The ability to screen normally fertilized embryos for genetic traits after the first trimester
The ability to select embryos for implantation that test negative for a familial disease mutation
The opportunity to determine how many children they will conceive
The ability to guarantee that they will have a healthy baby
Maggie's mother's "right to know"
The nurse's "duty to warn"
Maggie's mother's "right to privacy"
"Yes, if you agree to share the test results with your family, your health-care provider, and your insurance company."
"Yes, if other family members have already been found positive for a disease-causing mutation."
"No, unless testing finds a specific disorder for which a current medical intervention has been proven effective."
"No, it only protects against discrimination and does not require insurance companies to pay for testing."

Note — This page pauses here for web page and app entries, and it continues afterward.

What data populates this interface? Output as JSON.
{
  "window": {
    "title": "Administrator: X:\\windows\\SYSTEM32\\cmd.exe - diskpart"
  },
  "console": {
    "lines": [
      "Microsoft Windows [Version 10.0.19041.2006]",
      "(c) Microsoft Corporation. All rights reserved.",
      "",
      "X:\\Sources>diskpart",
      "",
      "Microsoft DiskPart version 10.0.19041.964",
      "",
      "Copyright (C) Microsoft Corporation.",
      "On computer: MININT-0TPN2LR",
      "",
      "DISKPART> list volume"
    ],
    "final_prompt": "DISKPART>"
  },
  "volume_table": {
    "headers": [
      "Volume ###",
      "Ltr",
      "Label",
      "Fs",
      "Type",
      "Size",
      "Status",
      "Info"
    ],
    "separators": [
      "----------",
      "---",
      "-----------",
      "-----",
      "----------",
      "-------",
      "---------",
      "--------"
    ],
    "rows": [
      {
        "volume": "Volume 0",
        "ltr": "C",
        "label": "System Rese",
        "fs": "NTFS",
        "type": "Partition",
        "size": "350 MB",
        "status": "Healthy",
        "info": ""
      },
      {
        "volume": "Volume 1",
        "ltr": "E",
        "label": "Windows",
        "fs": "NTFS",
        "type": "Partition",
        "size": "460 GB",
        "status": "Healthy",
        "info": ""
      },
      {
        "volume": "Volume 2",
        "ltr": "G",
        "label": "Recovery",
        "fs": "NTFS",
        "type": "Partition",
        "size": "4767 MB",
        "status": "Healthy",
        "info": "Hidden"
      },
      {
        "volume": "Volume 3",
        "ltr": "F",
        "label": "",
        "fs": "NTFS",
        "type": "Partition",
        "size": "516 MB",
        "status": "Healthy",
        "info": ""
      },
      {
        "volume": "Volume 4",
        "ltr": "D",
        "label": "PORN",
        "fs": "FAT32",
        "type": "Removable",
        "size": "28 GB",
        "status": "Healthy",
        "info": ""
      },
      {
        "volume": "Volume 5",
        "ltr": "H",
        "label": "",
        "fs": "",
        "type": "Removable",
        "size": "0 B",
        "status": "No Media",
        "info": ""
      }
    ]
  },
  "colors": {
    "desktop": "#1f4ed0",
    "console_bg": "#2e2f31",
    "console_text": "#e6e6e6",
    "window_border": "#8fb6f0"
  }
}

"There is no need to be concerned about genetic discrimination."
"I appreciate your concern, but there is no way your insurance company or employer will ever be able to get your genetic testing results."
"There is now federal legislation banning genetic discrimination, and in addition, we will do everything we can to keep your results confidential."
"There have been no instances of documented genetic discrimination in insurance or employment. This concern is overblown."
When the family pedigree indicates an autosomal-dominant pattern of inheritance
When the risk is high and prophylaxis to reduce the severity of the disorder is available
When penetrance is high and the expected onset is middle adulthood
When the mutation within a family is known and is specific